Philippine Ambassador to Russia Carlos Sorreta said the government is working “aggressively” to improve the Philippines’ market access to Russia, particularly on agricultural products.
“Our primary objective is market access. Russian taste is evolving. They’re willing to try things that are new. So we have, I believe, a good market here for agricultural products,” Sorreta said in a media interview at the Philippine Embassy in Moscow on Wednesday.
As early as the first meeting between President Rodrigo R. Duterte and Russian President Vladimir Putin during the Asia-Pacific Economic Cooperation (APEC) meeting in 2016, Sorreta said the two leaders vowed to announce “good news” that will create more opportunities in the agricultural, fishing, and manufacturing sector.

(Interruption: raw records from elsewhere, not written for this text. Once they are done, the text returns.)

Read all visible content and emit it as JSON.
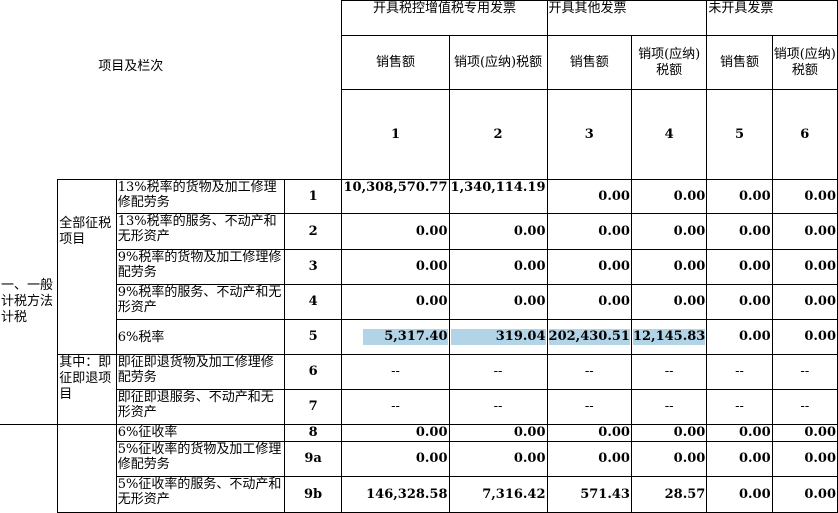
{
  "header": {
    "title": "项目及栏次",
    "group1": "开具税控增值税专用发票",
    "group2": "开具其他发票",
    "group3": "未开具发票",
    "sales": "销售额",
    "tax": "销项(应纳)税额",
    "col_nums": [
      "1",
      "2",
      "3",
      "4",
      "5",
      "6"
    ]
  },
  "section1": {
    "label": "一、一般计税方法计税",
    "sub_all": "全部征税项目",
    "sub_instant": "其中：即征即退项目"
  },
  "rows": [
    {
      "desc": "13%税率的货物及加工修理修配劳务",
      "line": "1",
      "v": [
        "10,308,570.77",
        "1,340,114.19",
        "0.00",
        "0.00",
        "0.00",
        "0.00"
      ]
    },
    {
      "desc": "13%税率的服务、不动产和无形资产",
      "line": "2",
      "v": [
        "0.00",
        "0.00",
        "0.00",
        "0.00",
        "0.00",
        "0.00"
      ]
    },
    {
      "desc": "9%税率的货物及加工修理修配劳务",
      "line": "3",
      "v": [
        "0.00",
        "0.00",
        "0.00",
        "0.00",
        "0.00",
        "0.00"
      ]
    },
    {
      "desc": "9%税率的服务、不动产和无形资产",
      "line": "4",
      "v": [
        "0.00",
        "0.00",
        "0.00",
        "0.00",
        "0.00",
        "0.00"
      ]
    },
    {
      "desc": "6%税率",
      "line": "5",
      "v": [
        "5,317.40",
        "319.04",
        "202,430.51",
        "12,145.83",
        "0.00",
        "0.00"
      ]
    },
    {
      "desc": "即征即退货物及加工修理修配劳务",
      "line": "6",
      "v": [
        "--",
        "--",
        "--",
        "--",
        "--",
        "--"
      ]
    },
    {
      "desc": "即征即退服务、不动产和无形资产",
      "line": "7",
      "v": [
        "--",
        "--",
        "--",
        "--",
        "--",
        "--"
      ]
    },
    {
      "desc": "6%征收率",
      "line": "8",
      "v": [
        "0.00",
        "0.00",
        "0.00",
        "0.00",
        "0.00",
        "0.00"
      ]
    },
    {
      "desc": "5%征收率的货物及加工修理修配劳务",
      "line": "9a",
      "v": [
        "0.00",
        "0.00",
        "0.00",
        "0.00",
        "0.00",
        "0.00"
      ]
    },
    {
      "desc": "5%征收率的服务、不动产和无形资产",
      "line": "9b",
      "v": [
        "146,328.58",
        "7,316.42",
        "571.43",
        "28.57",
        "0.00",
        "0.00"
      ]
    }
  ]
}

“There will be agreements that will create demand for our products which means more workers will be employed by the corporations. Farmers will get higher value for their products. Manufacturers will be creating more jobs and more importantly, the Philippines will be identified as a major player in the agricultural market here, on the food market here — food and drink,” Sorreta said.
Sorreta said the government would have to overcome challenges such as Russia’s current impression of the Philippines.

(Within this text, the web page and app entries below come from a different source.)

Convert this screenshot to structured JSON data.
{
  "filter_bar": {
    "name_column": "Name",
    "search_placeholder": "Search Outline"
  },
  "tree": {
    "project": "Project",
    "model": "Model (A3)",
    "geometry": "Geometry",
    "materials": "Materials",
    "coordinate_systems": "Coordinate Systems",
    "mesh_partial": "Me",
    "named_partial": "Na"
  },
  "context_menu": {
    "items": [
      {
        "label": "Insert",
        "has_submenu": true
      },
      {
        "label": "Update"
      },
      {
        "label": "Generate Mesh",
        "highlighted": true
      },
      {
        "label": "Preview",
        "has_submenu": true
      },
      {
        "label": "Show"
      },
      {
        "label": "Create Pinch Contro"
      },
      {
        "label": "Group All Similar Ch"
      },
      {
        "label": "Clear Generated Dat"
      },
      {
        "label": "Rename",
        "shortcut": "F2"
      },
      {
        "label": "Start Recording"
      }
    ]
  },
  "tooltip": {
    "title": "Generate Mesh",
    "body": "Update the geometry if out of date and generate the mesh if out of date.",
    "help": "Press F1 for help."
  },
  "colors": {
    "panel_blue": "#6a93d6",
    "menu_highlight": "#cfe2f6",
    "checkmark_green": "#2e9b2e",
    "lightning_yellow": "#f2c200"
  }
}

“The problem is Russians have a very little knowledge of the Philippines. What little knowledge they have is stereotypical of the Philippines. So dahil nga (because) we’re identified more with another country where they have problems. So they identify us with that country,” Sorreta said, referring to the United States, the Philippines’ only military ally.

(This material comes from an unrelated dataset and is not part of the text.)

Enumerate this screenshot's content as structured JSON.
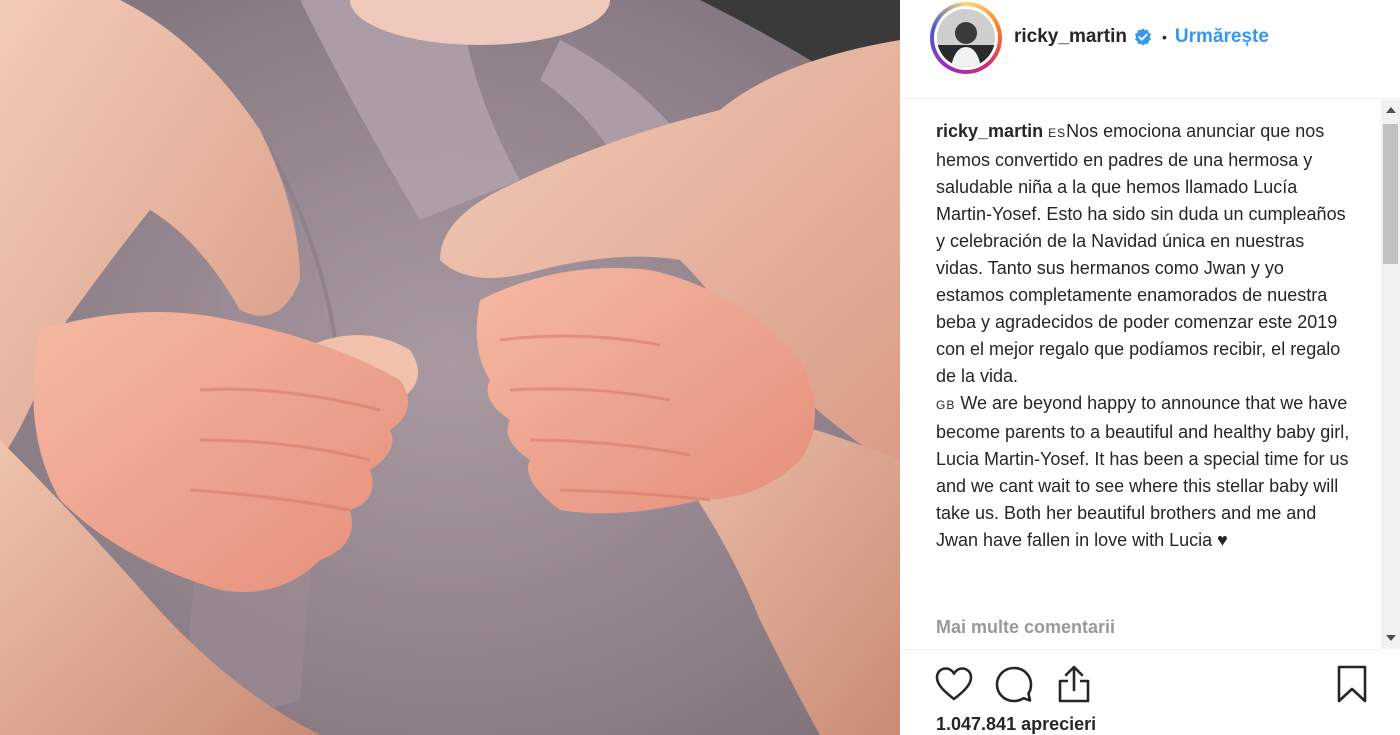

He has assured Russia that the Philippines will not get in between its problems with other countries.
“We’re not taking sides. We just want to do business with you. We want to bring our peoples closer together and learn more from each other,” Sorreta said.
The envoy said that to promote its products, the Philippines should promote the country first.
“You just can’t promote our fruits without telling the story of the Philippines, of the Filipino people, of the sustainable farming of our long tradition of using healthy and organic inputs in our agriculture and you have to tell the story of a warm and friendly people, of beautiful places for tourists to visit, of a great culture, a great art, and music,” Sorreta said.
“We have to sell the whole country, our people, our places, our history,” he added.
To create that better knowledge and understanding of the Philippines, Sorreta said the embassy has organized events such as food tasting and cooking demonstrations featuring its agricultural products.
Moreover, he said they are also boosting culture, art, and tourism promotion.
“We’ve been having slight increases over the years in tourism arrival from Russia. And they travel a lot to Southeast Asia. Almost two million go to Southeast Asia. The bulk goes to Thailand, about 1.4 million. We get about 30,000 to 35,000,” Sorreta said.
“So we need to exert more effort. There’s no doubt that Russians travel. They just need to know more about the Philippines and they travel to Southeast Asia,” he added.
Sorreta, meanwhile, said he is confident that Duterte is in a “very great position to speak about the eastern perspective” in his bilateral meeting with Putin.
“We are located in the east. Our neighbors are all east and I think the President will have a very good perspective to share from that very unique point of view,” Sorreta said. (PNA)